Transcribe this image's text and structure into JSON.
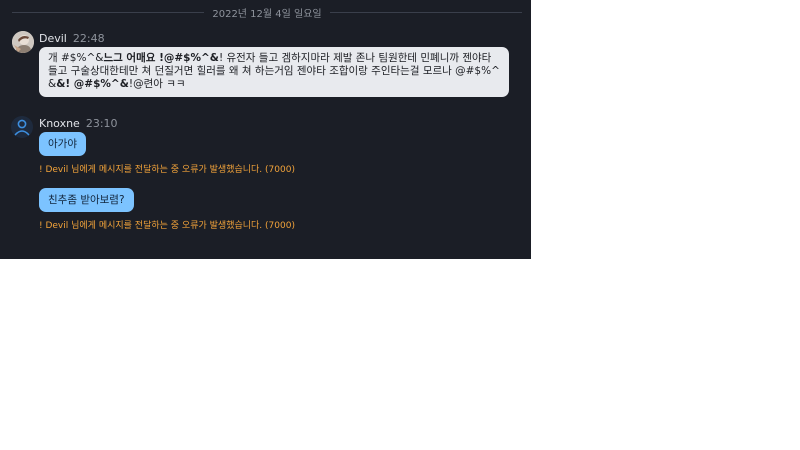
{
  "date_divider": "2022년 12월 4일 일요일",
  "messages": [
    {
      "sender": "Devil",
      "time": "22:48",
      "parts": [
        {
          "text": "개 #$%^&",
          "bold": false
        },
        {
          "text": "느그 어매요 !@#$%^&",
          "bold": true
        },
        {
          "text": "! 유전자 들고 겜하지마라 제발 존나 팀원한테 민폐니까 젠야타들고 구술상대한테만 쳐 던질거면 힐러를 왜 쳐 하는거임 젠야타 조합이랑 주인타는걸 모르나 @#$%^&",
          "bold": false
        },
        {
          "text": "&! @#$%^&",
          "bold": true
        },
        {
          "text": "!@련아 ㅋㅋ",
          "bold": false
        }
      ]
    }
  ],
  "outgoing": {
    "sender": "Knoxne",
    "time": "23:10",
    "items": [
      {
        "text": "아가야",
        "error": "! Devil 님에게 메시지를 전달하는 중 오류가 발생했습니다. (7000)"
      },
      {
        "text": "친추좀 받아보렴?",
        "error": "! Devil 님에게 메시지를 전달하는 중 오류가 발생했습니다. (7000)"
      }
    ]
  },
  "colors": {
    "panel_bg": "#1b1e26",
    "incoming_bubble": "#e8eaee",
    "outgoing_bubble": "#7cc3ff",
    "error_text": "#f2a33a"
  },
  "icons": {
    "devil_avatar": "user-photo-avatar",
    "knoxne_avatar": "default-user-icon"
  }
}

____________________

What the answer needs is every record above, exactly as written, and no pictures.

■ **Task output**:
Transcribe this image's text and structure into JSON.
{
  "date_divider": "2022년 12월 4일 일요일",
  "messages": [
    {
      "sender": "Devil",
      "time": "22:48",
      "parts": [
        {
          "text": "개 #$%^&",
          "bold": false
        },
        {
          "text": "느그 어매요 !@#$%^&",
          "bold": true
        },
        {
          "text": "! 유전자 들고 겜하지마라 제발 존나 팀원한테 민폐니까 젠야타들고 구술상대한테만 쳐 던질거면 힐러를 왜 쳐 하는거임 젠야타 조합이랑 주인타는걸 모르나 @#$%^&",
          "bold": false
        },
        {
          "text": "&! @#$%^&",
          "bold": true
        },
        {
          "text": "!@련아 ㅋㅋ",
          "bold": false
        }
      ]
    }
  ],
  "outgoing": {
    "sender": "Knoxne",
    "time": "23:10",
    "items": [
      {
        "text": "아가야",
        "error": "! Devil 님에게 메시지를 전달하는 중 오류가 발생했습니다. (7000)"
      },
      {
        "text": "친추좀 받아보렴?",
        "error": "! Devil 님에게 메시지를 전달하는 중 오류가 발생했습니다. (7000)"
      }
    ]
  },
  "colors": {
    "panel_bg": "#1b1e26",
    "incoming_bubble": "#e8eaee",
    "outgoing_bubble": "#7cc3ff",
    "error_text": "#f2a33a"
  },
  "icons": {
    "devil_avatar": "user-photo-avatar",
    "knoxne_avatar": "default-user-icon"
  }
}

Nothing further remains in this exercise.